- Global debt selloff is spurred by wagers QE reaching limits
- Gilts lead losses amid buoyant economy since vote to quit EU
Spurred by a post-Brexit economy that’s defying the doomsayers, gilts are not only joining the global government-bond selloff but are leading it.
U.K. 10-year securities extended their slide today, having lost 1.2 percent in the week through Thursday, the biggest drop in Bloomberg World Bond Indexes. Sovereign securities are tumbling globally amid speculation major central banks are reaching the limits of their capacity to inject stimulus. Gilt yields are now higher than they were when the Bank of England cut interest rates and boosted asset purchases on Aug. 4.
The buoyancy of the U.K. economy since the June vote to leave the European Union is adding to the bond losses by potentially reducing the need for the BOE to act further. A slew of reports from services to construction have beaten economists’ forecasts this week.
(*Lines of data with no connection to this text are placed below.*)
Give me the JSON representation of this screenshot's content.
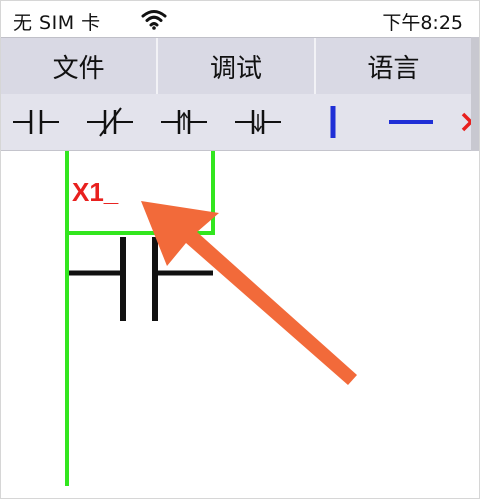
{
  "status_bar": {
    "carrier": "无 SIM 卡",
    "wifi_icon": "wifi-icon",
    "time": "下午8:25"
  },
  "menu": {
    "items": [
      {
        "label": "文件"
      },
      {
        "label": "调试"
      },
      {
        "label": "语言"
      }
    ]
  },
  "toolbar": {
    "tools": [
      {
        "name": "normally-open-contact-icon"
      },
      {
        "name": "normally-closed-contact-icon"
      },
      {
        "name": "rising-edge-contact-icon"
      },
      {
        "name": "falling-edge-contact-icon"
      },
      {
        "name": "vertical-line-icon"
      },
      {
        "name": "horizontal-line-icon"
      },
      {
        "name": "delete-icon"
      }
    ]
  },
  "ladder": {
    "element_label": "X1_",
    "colors": {
      "rail": "#32e61e",
      "contact": "#111111",
      "label": "#e8201e",
      "arrow": "#f26a3a",
      "tool_blue": "#1f2fd6",
      "tool_red": "#e8201e"
    }
  }
}
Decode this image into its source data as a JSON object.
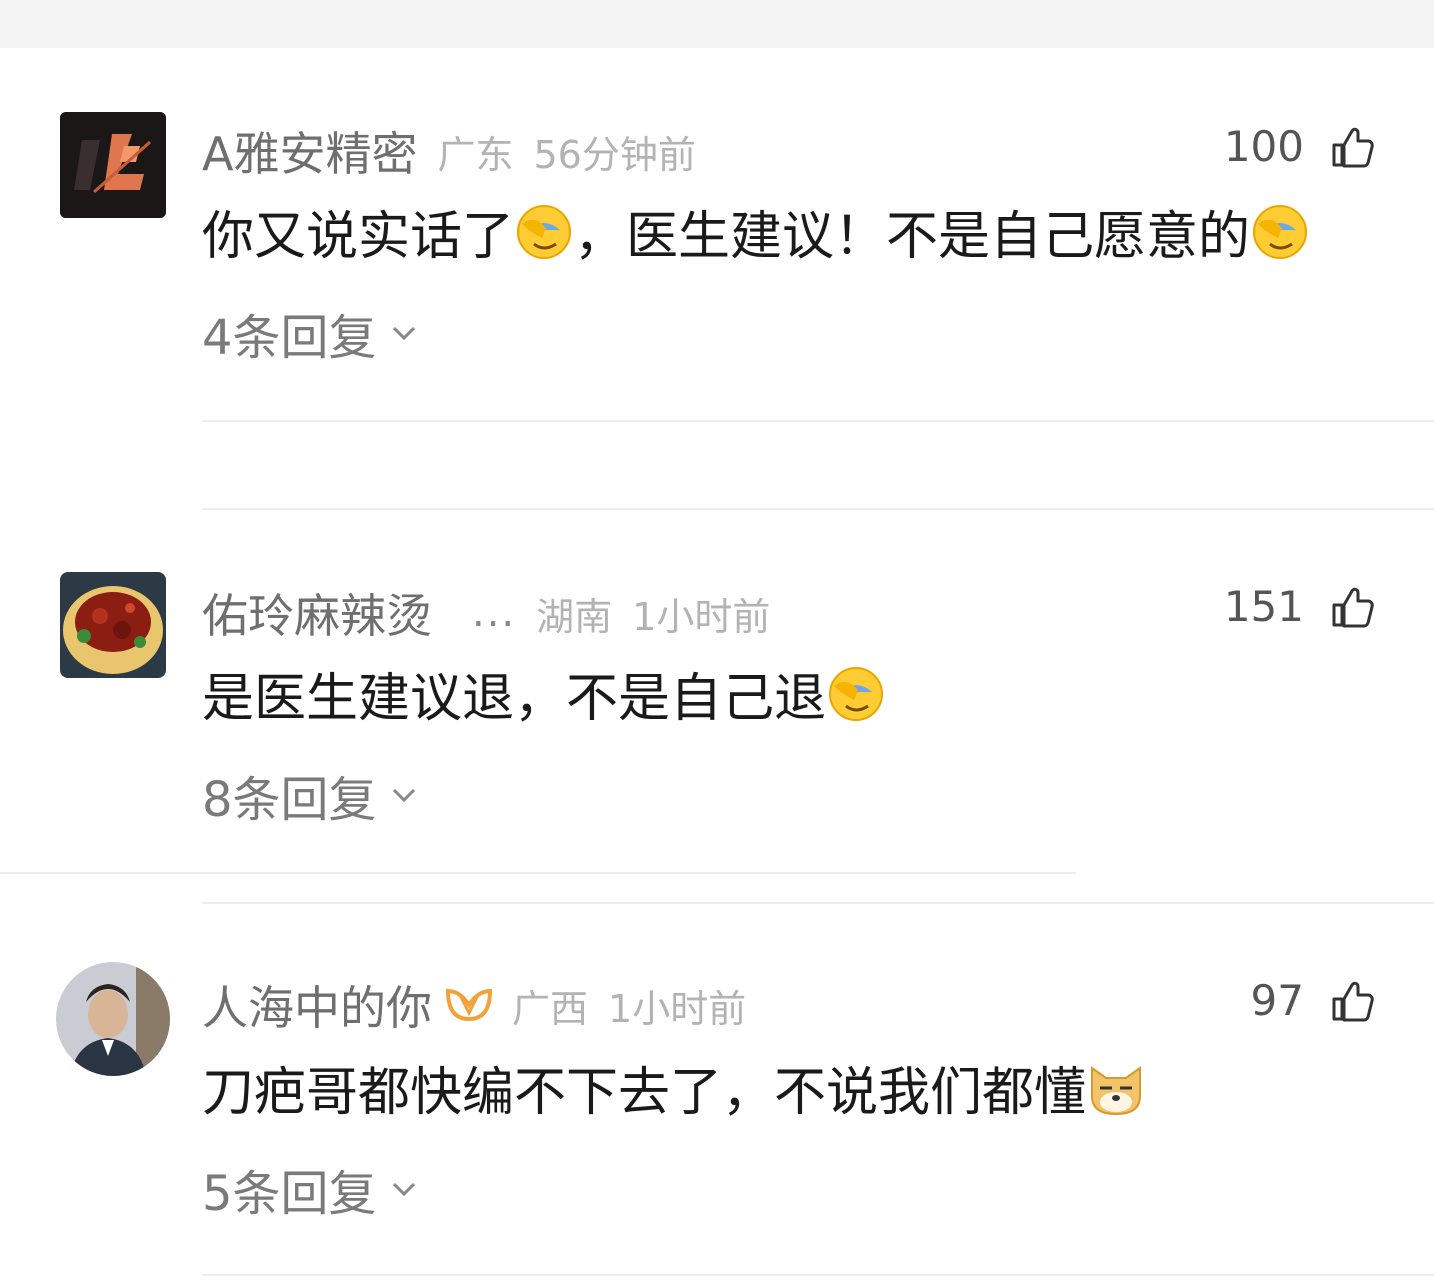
{
  "comments": [
    {
      "username": "A雅安精密",
      "location": "广东",
      "time": "56分钟前",
      "likes": "100",
      "text_parts": [
        "你又说实话了",
        "，医生建议！不是自己愿意的"
      ],
      "replies": "4条回复"
    },
    {
      "username": "佑玲麻辣烫",
      "ellipsis": "...",
      "location": "湖南",
      "time": "1小时前",
      "likes": "151",
      "text_parts": [
        "是医生建议退，不是自己退"
      ],
      "replies": "8条回复"
    },
    {
      "username": "人海中的你",
      "location": "广西",
      "time": "1小时前",
      "likes": "97",
      "text_parts": [
        "刀疤哥都快编不下去了，不说我们都懂"
      ],
      "replies": "5条回复"
    }
  ],
  "colors": {
    "username": "#6f6f6f",
    "meta": "#b3b3b3",
    "text": "#1a1a1a",
    "badge": "#f2a23a"
  },
  "icons": {
    "like": "thumbs-up-icon",
    "chevron": "chevron-down-icon",
    "facepalm": "facepalm-emoji",
    "doge": "doge-emoji",
    "badge": "vip-badge-icon"
  }
}
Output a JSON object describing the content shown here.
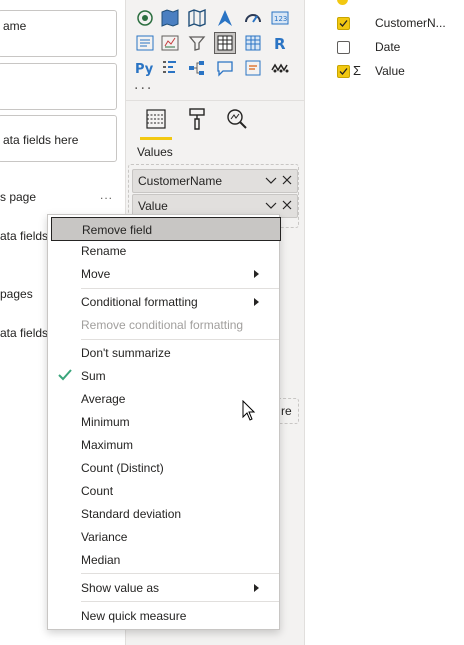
{
  "filters_pane": {
    "well1_text": "ame",
    "well3_text": "ata fields here",
    "page_label": "s page",
    "more": "...",
    "row2_text": "ata fields",
    "pages_label": "pages",
    "row3_text": "ata fields"
  },
  "viz_pane": {
    "more_visuals": "...",
    "values_label": "Values",
    "fields": [
      {
        "label": "CustomerName"
      },
      {
        "label": "Value"
      }
    ],
    "partial_text": "re",
    "tabs": [
      "fields-tab",
      "format-tab",
      "analytics-tab"
    ],
    "active_tab": "fields-tab",
    "accent": "#f2c811"
  },
  "fields_pane": {
    "items": [
      {
        "label": "CustomerN...",
        "checked": true,
        "sigma": ""
      },
      {
        "label": "Date",
        "checked": false,
        "sigma": ""
      },
      {
        "label": "Value",
        "checked": true,
        "sigma": "Σ"
      }
    ]
  },
  "context_menu": {
    "items": [
      {
        "label": "Remove field",
        "highlighted": true
      },
      {
        "label": "Rename"
      },
      {
        "label": "Move",
        "submenu": true
      },
      {
        "label": "Conditional formatting",
        "submenu": true
      },
      {
        "label": "Remove conditional formatting",
        "disabled": true
      },
      {
        "label": "Don't summarize"
      },
      {
        "label": "Sum",
        "checked": true
      },
      {
        "label": "Average"
      },
      {
        "label": "Minimum"
      },
      {
        "label": "Maximum"
      },
      {
        "label": "Count (Distinct)"
      },
      {
        "label": "Count"
      },
      {
        "label": "Standard deviation"
      },
      {
        "label": "Variance"
      },
      {
        "label": "Median"
      },
      {
        "label": "Show value as",
        "submenu": true
      },
      {
        "label": "New quick measure"
      }
    ]
  }
}
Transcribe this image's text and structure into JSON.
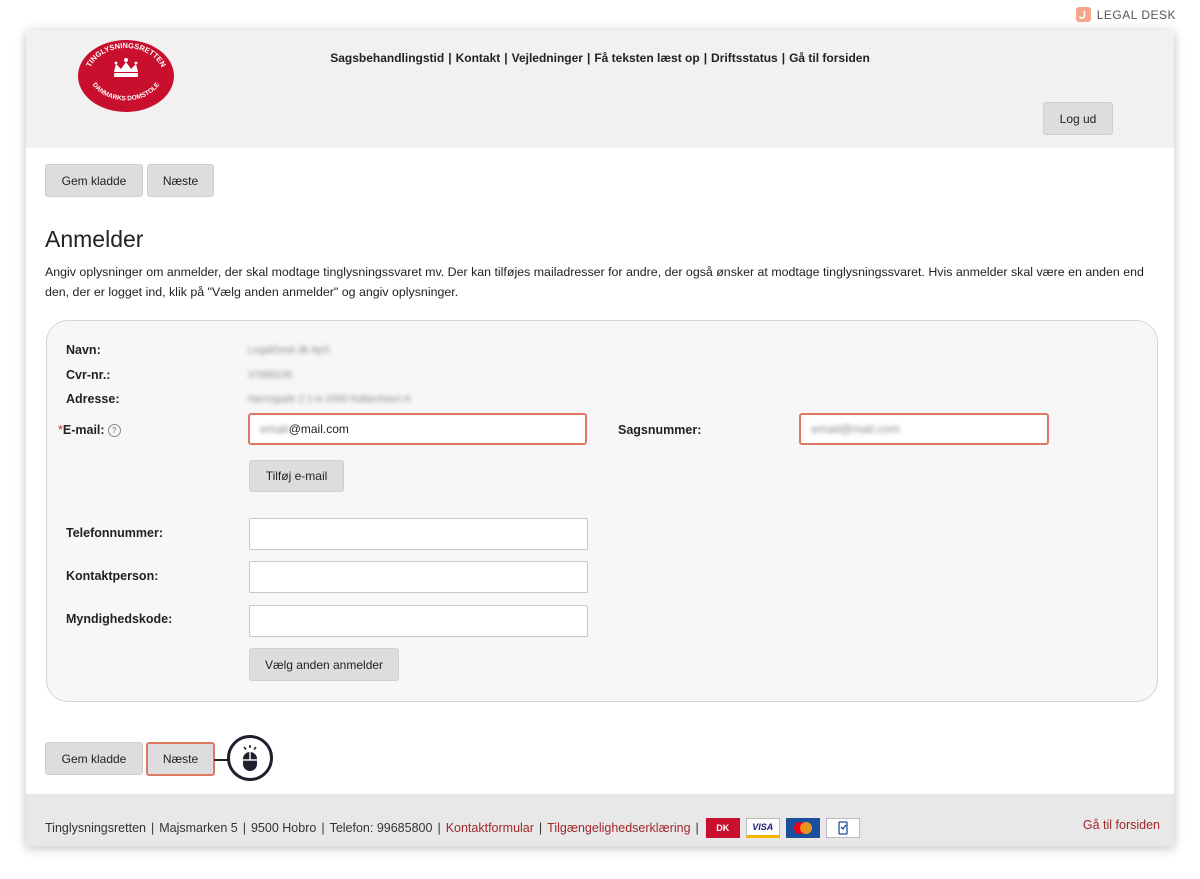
{
  "brand": {
    "label": "LEGAL DESK"
  },
  "header": {
    "logo_top_text": "TINGLYSNINGSRETTEN",
    "logo_bottom_text": "DANMARKS DOMSTOLE",
    "nav": [
      "Sagsbehandlingstid",
      "Kontakt",
      "Vejledninger",
      "Få teksten læst op",
      "Driftsstatus",
      "Gå til forsiden"
    ],
    "separator": "|",
    "logout_label": "Log ud"
  },
  "toolbar_top": {
    "save_draft": "Gem kladde",
    "next": "Næste"
  },
  "page": {
    "title": "Anmelder",
    "intro": "Angiv oplysninger om anmelder, der skal modtage tinglysningssvaret mv. Der kan tilføjes mailadresser for andre, der også ønsker at modtage tinglysningssvaret. Hvis anmelder skal være en anden end den, der er logget ind, klik på \"Vælg anden anmelder\" og angiv oplysninger."
  },
  "form": {
    "name_label": "Navn:",
    "name_value": "LegalDesk dk ApS",
    "cvr_label": "Cvr-nr.:",
    "cvr_value": "37985235",
    "address_label": "Adresse:",
    "address_value": "Nørregade 2 1.tv 2000 København K",
    "email_required_mark": "*",
    "email_label": "E-mail:",
    "email_help_icon": "question-circle-icon",
    "email_value_hidden": "email",
    "email_value_visible": "@mail.com",
    "case_number_label": "Sagsnummer:",
    "case_number_value": "email@mail.com",
    "add_email_button": "Tilføj e-mail",
    "phone_label": "Telefonnummer:",
    "phone_value": "",
    "contact_label": "Kontaktperson:",
    "contact_value": "",
    "authority_label": "Myndighedskode:",
    "authority_value": "",
    "choose_other_button": "Vælg anden anmelder"
  },
  "toolbar_bottom": {
    "save_draft": "Gem kladde",
    "next": "Næste"
  },
  "footer": {
    "address_parts": [
      "Tinglysningsretten",
      "Majsmarken 5",
      "9500 Hobro",
      "Telefon: 99685800"
    ],
    "contact_link": "Kontaktformular",
    "accessibility_link": "Tilgængelighedserklæring",
    "payment_icons": [
      "dankort-icon",
      "visa-icon",
      "mastercard-icon",
      "mobile-pay-icon"
    ],
    "dankort_text": "DK",
    "visa_text": "VISA",
    "front_page_link": "Gå til forsiden"
  },
  "colors": {
    "highlight": "#e07862",
    "link_red": "#a0282b",
    "logo_red": "#c8102e"
  }
}
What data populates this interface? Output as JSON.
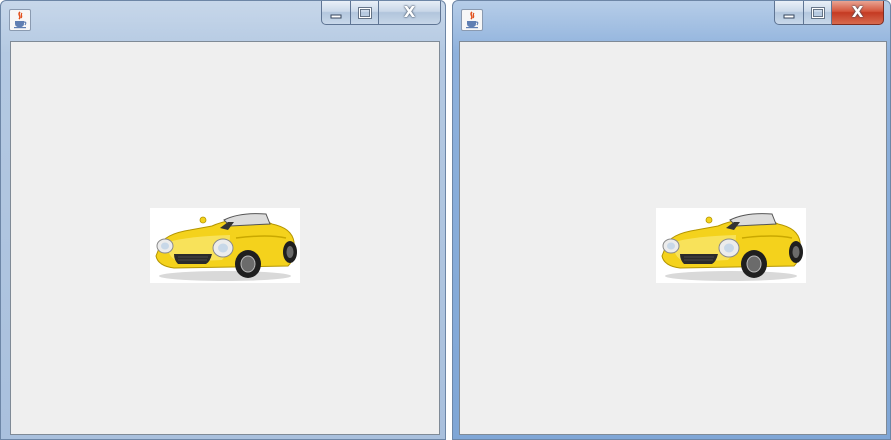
{
  "windows": [
    {
      "id": "left",
      "title": "",
      "app_icon": "java-icon",
      "buttons": {
        "minimize": "minimize-icon",
        "maximize": "maximize-icon",
        "close": "close-icon"
      },
      "content": {
        "image": "yellow-convertible-car-image"
      }
    },
    {
      "id": "right",
      "title": "",
      "app_icon": "java-icon",
      "buttons": {
        "minimize": "minimize-icon",
        "maximize": "maximize-icon",
        "close": "close-icon"
      },
      "content": {
        "image": "yellow-convertible-car-image"
      }
    }
  ],
  "colors": {
    "client_background": "#efefef",
    "car_body": "#f4d21c",
    "close_active": "#c43a22"
  }
}
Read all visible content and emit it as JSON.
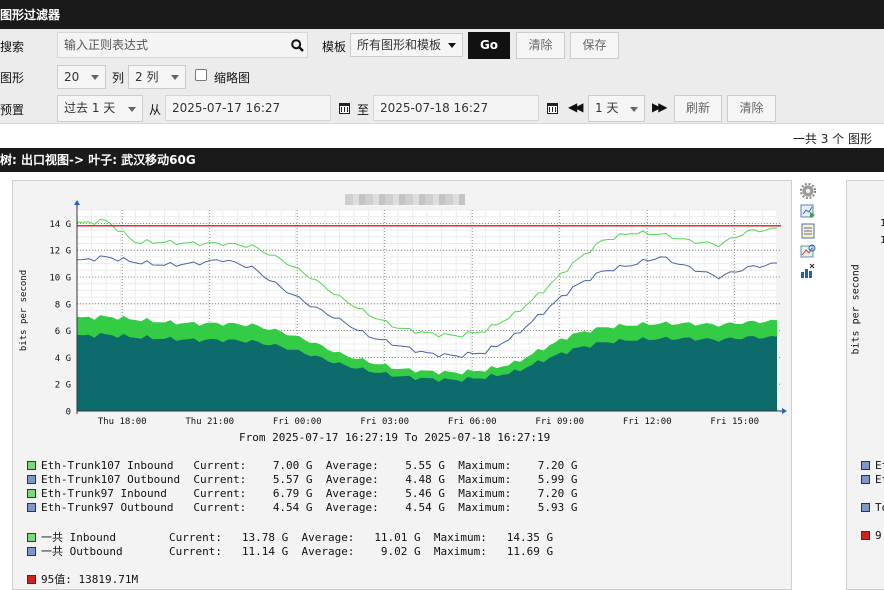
{
  "header": {
    "title": "图形过滤器"
  },
  "filter": {
    "search_label": "搜索",
    "search_placeholder": "输入正则表达式",
    "template_label": "模板",
    "template_value": "所有图形和模板",
    "go_label": "Go",
    "clear_label": "清除",
    "save_label": "保存",
    "graphs_label": "图形",
    "graphs_value": "20",
    "columns_label": "列",
    "columns_value": "2 列",
    "thumbnail_label": "缩略图",
    "preset_label": "预置",
    "preset_value": "过去 1 天",
    "from_label": "从",
    "from_value": "2025-07-17 16:27",
    "to_label": "至",
    "to_value": "2025-07-18 16:27",
    "shift_value": "1 天",
    "refresh_label": "刷新",
    "clear2_label": "清除"
  },
  "summary": {
    "total_text": "一共 3 个 图形"
  },
  "tree": {
    "path": "树: 出口视图-> 叶子: 武汉移动60G"
  },
  "chart_data": {
    "type": "area",
    "title": "",
    "ylabel": "bits per second",
    "ylim": [
      0,
      15
    ],
    "yticks": [
      "0",
      "2 G",
      "4 G",
      "6 G",
      "8 G",
      "10 G",
      "12 G",
      "14 G"
    ],
    "xticks": [
      "Thu 18:00",
      "Thu 21:00",
      "Fri 00:00",
      "Fri 03:00",
      "Fri 06:00",
      "Fri 09:00",
      "Fri 12:00",
      "Fri 15:00"
    ],
    "time_range": "From 2025-07-17 16:27:19 To 2025-07-18 16:27:19",
    "x_hours": [
      0,
      1,
      2,
      3,
      4,
      5,
      6,
      7,
      8,
      9,
      10,
      11,
      12,
      13,
      14,
      15,
      16,
      17,
      18,
      19,
      20,
      21,
      22,
      23,
      24
    ],
    "series": [
      {
        "name": "Eth-Trunk107 Inbound",
        "color": "#2ecc40",
        "values": [
          6.8,
          6.9,
          6.7,
          6.5,
          6.4,
          6.4,
          6.3,
          5.8,
          5.1,
          4.2,
          3.6,
          3.1,
          2.9,
          2.8,
          3.0,
          3.5,
          4.6,
          5.6,
          6.1,
          6.3,
          6.4,
          6.4,
          6.3,
          6.5,
          6.6
        ]
      },
      {
        "name": "Eth-Trunk107 Outbound",
        "color": "#4f6fb0",
        "values": [
          5.6,
          5.7,
          5.5,
          5.4,
          5.3,
          5.3,
          5.2,
          4.8,
          4.2,
          3.5,
          3.0,
          2.6,
          2.4,
          2.3,
          2.5,
          2.9,
          3.8,
          4.6,
          5.1,
          5.3,
          5.4,
          5.4,
          5.3,
          5.5,
          5.5
        ]
      },
      {
        "name": "Eth-Trunk97 Inbound",
        "color": "#6fd16f",
        "values": []
      },
      {
        "name": "Eth-Trunk97 Outbound",
        "color": "#6f86c0",
        "values": []
      },
      {
        "name": "一共 Inbound",
        "color": "#5ad35a",
        "values": [
          14.0,
          14.2,
          12.6,
          12.6,
          12.5,
          12.5,
          12.3,
          11.3,
          10.0,
          8.5,
          7.2,
          6.2,
          5.8,
          5.6,
          6.0,
          7.2,
          9.0,
          11.0,
          12.7,
          13.3,
          13.2,
          12.7,
          12.4,
          13.4,
          13.6
        ]
      },
      {
        "name": "一共 Outbound",
        "color": "#4a62a8",
        "values": [
          11.2,
          11.5,
          11.1,
          10.9,
          11.0,
          11.3,
          10.7,
          9.2,
          7.9,
          6.8,
          5.6,
          4.9,
          4.3,
          4.1,
          4.4,
          5.6,
          7.4,
          9.2,
          10.4,
          10.9,
          11.5,
          10.7,
          10.0,
          10.7,
          11.0
        ]
      }
    ],
    "percentile95": 13.82,
    "percentile_color": "#cc1f1f"
  },
  "legend": {
    "rows": [
      {
        "name": "Eth-Trunk107 Inbound ",
        "color": "#7fd67f",
        "current": "7.00 G",
        "average": "5.55 G",
        "maximum": "7.20 G"
      },
      {
        "name": "Eth-Trunk107 Outbound",
        "color": "#7e96c8",
        "current": "5.57 G",
        "average": "4.48 G",
        "maximum": "5.99 G"
      },
      {
        "name": "Eth-Trunk97 Inbound  ",
        "color": "#7fd67f",
        "current": "6.79 G",
        "average": "5.46 G",
        "maximum": "7.20 G"
      },
      {
        "name": "Eth-Trunk97 Outbound ",
        "color": "#7e96c8",
        "current": "4.54 G",
        "average": "4.54 G",
        "maximum": "5.93 G"
      }
    ],
    "totals": [
      {
        "name": "一共 Inbound   ",
        "color": "#7fd67f",
        "current": "13.78 G",
        "average": "11.01 G",
        "maximum": "14.35 G"
      },
      {
        "name": "一共 Outbound  ",
        "color": "#7e96c8",
        "current": "11.14 G",
        "average": " 9.02 G",
        "maximum": "11.69 G"
      }
    ],
    "current_label": "Current:",
    "average_label": "Average:",
    "maximum_label": "Maximum:",
    "p95": {
      "color": "#cc2222",
      "text": "95值: 13819.71M"
    }
  },
  "second_panel": {
    "ylabel": "bits per second",
    "tick_a": "1",
    "tick_b": "1",
    "legend_a": "Et",
    "legend_b": "Et",
    "legend_c": "To",
    "legend_d": "9."
  },
  "icons": [
    "gear-icon",
    "graph-export-icon",
    "csv-icon",
    "zoom-icon",
    "realtime-icon"
  ]
}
That’s aiding the selloff from a rally that was led by U.K. debt.
“We’ve seen a paring of positions and profit-taking after a very strong rally in gilts,” said Nick Stamenkovic, fixed-income strategist at Edinburgh-based broker RIA Capital Markets Ltd. “The economy has performed in a firmer fashion than many people anticipated post-Brexit, suggesting that fears of an imminent recession are widely off the mark.”
Long Bonds Lead
Longer-dated bonds, which had been supported by bets pension funds and insurers would be reluctant to part with their holdings in BOE buybacks, are leading the declines. The extra yield, or spread, that investors get for holding 30-year gilts instead of two-year securities climbed to a one-month high of 132 basis points.
The yield on benchmark 10-year bonds jumped 11 basis points, or 0.11 percentage point, to 0.87 percent as of 4:35 p.m. London time, the highest since July 21. The 1.5 percent security due in July 2026 fell 1.06, or 10.60 pounds per 1,000-pound ($1,326) face amount, to 105.98.
The yield slid to a record-low of 0.501 percent on Aug. 15. Gilts still returned 16 percent this year, the most in the world based on Bloomberg sovereign-bond indexes.
Even if the 10-year yield climbs toward 1 percent, as Steven Major of HSBC Holdings Plc expects, that would still be about a percentage lower than at the end of 2015.
“We’ve started this recent move from an overextended position, so gilts yields got way too low,” Major, global head of fixed-income research at HSBC in London, said in a Bloomberg Television interview. “Valuations on the gilts do not reflect” the economy, which has performed “better than expected.”